[Component data from apps and pages]
════════════════
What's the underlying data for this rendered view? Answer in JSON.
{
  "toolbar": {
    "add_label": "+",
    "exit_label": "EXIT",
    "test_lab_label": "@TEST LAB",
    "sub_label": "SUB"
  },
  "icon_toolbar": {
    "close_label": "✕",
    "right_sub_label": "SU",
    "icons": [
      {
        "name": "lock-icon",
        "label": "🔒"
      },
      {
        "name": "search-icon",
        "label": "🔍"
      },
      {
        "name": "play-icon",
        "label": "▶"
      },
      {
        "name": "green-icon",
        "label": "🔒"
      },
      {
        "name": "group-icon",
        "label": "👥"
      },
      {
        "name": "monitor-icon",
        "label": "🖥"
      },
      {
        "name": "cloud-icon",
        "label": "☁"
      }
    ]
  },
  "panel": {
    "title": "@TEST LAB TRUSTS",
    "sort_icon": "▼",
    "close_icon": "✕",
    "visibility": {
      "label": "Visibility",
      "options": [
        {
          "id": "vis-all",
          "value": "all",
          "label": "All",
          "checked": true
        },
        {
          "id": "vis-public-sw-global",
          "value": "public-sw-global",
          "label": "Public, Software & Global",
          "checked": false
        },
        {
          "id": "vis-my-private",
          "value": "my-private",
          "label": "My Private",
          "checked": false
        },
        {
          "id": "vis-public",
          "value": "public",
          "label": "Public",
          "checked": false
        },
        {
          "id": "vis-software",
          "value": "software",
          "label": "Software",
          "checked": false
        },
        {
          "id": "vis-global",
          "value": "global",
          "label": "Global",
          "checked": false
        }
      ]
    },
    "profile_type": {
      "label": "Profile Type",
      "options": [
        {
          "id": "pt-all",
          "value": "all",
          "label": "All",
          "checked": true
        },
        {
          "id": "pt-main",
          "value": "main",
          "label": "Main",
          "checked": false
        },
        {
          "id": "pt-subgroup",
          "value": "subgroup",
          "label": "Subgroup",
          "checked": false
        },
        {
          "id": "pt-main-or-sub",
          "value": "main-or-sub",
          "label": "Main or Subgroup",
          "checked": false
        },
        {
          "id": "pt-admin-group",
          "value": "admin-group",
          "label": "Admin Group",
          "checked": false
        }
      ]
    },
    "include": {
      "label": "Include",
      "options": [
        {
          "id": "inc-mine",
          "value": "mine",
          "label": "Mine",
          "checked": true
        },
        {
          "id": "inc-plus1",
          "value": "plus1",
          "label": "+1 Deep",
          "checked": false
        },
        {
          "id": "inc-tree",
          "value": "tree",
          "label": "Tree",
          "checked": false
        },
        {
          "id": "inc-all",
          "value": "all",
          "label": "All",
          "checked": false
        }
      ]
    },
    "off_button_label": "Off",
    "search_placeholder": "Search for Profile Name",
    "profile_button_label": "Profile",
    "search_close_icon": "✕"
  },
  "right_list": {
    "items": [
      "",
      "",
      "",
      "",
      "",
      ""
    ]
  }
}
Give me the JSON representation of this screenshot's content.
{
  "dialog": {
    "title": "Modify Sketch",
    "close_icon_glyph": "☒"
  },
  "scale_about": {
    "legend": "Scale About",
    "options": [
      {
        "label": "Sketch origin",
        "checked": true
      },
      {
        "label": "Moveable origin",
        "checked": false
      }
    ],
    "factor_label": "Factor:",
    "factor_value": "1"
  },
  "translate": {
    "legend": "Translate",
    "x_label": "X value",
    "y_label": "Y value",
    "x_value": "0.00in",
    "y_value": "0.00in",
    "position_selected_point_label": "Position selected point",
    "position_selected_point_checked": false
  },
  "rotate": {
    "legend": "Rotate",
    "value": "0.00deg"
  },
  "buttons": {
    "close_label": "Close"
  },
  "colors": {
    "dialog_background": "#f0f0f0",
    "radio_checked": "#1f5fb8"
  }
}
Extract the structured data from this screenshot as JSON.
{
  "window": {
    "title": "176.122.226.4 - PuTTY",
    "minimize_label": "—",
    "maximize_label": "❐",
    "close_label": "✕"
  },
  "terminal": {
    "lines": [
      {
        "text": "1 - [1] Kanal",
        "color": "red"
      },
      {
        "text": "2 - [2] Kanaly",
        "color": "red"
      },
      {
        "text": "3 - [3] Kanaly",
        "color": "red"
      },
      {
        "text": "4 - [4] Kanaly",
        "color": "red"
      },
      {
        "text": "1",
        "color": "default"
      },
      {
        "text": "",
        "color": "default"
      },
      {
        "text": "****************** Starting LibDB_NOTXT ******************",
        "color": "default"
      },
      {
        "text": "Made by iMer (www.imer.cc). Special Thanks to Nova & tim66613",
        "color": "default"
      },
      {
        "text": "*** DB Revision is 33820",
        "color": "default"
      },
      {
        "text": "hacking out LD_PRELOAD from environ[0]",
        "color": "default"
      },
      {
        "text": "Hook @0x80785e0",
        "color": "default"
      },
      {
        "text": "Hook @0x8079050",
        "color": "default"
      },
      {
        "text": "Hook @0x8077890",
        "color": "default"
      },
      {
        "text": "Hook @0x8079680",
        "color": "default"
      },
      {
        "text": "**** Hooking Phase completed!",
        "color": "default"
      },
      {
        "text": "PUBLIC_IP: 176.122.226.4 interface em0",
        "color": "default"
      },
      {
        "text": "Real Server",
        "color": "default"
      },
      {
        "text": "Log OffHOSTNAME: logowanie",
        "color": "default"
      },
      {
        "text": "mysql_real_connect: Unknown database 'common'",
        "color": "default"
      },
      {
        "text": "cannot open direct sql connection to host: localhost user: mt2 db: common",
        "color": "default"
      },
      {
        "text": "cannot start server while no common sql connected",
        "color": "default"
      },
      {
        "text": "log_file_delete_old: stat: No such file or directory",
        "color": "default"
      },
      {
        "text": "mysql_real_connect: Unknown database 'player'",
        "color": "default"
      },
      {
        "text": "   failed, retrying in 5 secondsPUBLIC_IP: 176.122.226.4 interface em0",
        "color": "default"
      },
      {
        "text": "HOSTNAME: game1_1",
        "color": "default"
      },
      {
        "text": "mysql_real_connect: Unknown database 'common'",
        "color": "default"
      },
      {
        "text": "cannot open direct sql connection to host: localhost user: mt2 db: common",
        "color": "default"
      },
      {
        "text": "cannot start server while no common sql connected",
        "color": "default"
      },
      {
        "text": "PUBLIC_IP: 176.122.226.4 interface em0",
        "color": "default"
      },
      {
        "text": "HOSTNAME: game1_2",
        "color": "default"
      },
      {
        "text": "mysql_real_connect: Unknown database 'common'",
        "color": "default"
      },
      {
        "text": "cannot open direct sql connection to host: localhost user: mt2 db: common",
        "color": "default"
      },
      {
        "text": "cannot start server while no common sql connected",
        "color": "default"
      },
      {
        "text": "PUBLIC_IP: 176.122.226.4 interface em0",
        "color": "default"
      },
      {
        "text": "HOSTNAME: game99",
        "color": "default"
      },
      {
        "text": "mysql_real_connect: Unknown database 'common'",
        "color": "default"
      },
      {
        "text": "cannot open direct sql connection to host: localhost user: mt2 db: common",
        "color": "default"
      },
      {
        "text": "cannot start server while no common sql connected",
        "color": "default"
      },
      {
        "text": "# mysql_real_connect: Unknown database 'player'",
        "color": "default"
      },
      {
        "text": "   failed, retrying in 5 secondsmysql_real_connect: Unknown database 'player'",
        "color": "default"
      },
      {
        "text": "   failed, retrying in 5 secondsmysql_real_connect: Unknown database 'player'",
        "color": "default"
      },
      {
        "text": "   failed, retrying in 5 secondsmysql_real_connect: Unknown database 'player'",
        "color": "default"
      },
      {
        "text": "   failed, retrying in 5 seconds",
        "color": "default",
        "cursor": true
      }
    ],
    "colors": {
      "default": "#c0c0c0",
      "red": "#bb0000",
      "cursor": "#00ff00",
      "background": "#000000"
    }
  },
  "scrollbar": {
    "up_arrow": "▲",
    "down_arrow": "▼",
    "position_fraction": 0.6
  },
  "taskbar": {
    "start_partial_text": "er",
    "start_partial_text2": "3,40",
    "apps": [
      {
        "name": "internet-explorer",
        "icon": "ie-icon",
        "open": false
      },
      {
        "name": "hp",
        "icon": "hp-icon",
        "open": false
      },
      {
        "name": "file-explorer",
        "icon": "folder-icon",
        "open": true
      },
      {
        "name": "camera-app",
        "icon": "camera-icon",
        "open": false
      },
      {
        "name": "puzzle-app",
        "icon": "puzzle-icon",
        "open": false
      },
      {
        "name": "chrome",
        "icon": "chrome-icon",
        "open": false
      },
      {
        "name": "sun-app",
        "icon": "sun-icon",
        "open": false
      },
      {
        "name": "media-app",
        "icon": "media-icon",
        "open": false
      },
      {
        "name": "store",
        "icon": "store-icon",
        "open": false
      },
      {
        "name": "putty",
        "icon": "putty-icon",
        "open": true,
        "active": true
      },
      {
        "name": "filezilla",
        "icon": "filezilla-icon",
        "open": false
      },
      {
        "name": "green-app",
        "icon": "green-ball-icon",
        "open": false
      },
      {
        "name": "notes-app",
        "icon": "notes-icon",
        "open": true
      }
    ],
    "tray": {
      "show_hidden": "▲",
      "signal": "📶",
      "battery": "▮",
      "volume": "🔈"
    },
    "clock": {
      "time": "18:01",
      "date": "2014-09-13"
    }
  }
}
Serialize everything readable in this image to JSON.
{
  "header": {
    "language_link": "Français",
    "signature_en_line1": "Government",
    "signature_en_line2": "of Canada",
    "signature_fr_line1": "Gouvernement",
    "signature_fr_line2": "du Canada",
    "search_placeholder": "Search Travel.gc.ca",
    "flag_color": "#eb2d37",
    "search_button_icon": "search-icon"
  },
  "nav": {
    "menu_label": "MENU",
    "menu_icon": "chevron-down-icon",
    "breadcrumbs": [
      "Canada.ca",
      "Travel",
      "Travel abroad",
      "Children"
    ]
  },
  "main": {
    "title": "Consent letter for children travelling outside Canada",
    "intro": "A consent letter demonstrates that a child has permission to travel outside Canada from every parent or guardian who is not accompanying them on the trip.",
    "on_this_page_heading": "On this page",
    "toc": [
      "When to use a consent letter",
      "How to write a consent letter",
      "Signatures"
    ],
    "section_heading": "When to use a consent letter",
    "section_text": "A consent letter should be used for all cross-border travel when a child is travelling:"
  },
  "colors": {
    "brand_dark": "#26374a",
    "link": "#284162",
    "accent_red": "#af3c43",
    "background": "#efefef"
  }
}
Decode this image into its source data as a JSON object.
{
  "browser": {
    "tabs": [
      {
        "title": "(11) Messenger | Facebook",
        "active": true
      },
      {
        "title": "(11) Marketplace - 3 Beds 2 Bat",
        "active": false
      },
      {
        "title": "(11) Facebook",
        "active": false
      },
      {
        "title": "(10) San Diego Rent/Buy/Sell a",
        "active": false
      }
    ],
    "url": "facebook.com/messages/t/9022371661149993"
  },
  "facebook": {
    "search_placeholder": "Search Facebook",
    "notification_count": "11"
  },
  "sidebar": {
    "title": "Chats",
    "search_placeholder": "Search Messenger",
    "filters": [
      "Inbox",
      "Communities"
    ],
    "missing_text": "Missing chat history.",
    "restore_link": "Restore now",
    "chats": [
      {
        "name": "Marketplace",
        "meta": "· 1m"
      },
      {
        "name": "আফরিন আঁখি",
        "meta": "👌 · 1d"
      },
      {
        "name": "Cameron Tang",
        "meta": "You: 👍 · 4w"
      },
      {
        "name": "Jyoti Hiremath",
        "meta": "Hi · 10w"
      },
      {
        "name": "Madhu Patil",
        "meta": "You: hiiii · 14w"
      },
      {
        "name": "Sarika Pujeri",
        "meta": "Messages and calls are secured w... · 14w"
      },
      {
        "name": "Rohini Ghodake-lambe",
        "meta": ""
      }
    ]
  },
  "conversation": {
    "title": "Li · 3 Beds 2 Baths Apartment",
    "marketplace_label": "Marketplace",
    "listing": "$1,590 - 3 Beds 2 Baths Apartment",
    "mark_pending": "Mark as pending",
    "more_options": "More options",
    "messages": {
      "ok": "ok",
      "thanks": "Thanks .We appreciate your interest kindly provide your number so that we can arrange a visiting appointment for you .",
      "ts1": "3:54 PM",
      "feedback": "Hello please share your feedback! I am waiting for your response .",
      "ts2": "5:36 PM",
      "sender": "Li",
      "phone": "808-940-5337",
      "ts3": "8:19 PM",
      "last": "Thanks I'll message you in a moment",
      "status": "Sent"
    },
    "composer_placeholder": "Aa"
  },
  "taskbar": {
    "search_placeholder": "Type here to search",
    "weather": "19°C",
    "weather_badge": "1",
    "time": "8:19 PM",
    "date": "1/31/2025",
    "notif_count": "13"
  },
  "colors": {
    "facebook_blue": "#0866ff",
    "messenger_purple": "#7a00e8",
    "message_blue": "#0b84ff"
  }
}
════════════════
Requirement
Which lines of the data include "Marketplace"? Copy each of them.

Task solution
        "title": "(11) Marketplace - 3 Beds 2 Bat",
        "name": "Marketplace",
    "marketplace_label": "Marketplace",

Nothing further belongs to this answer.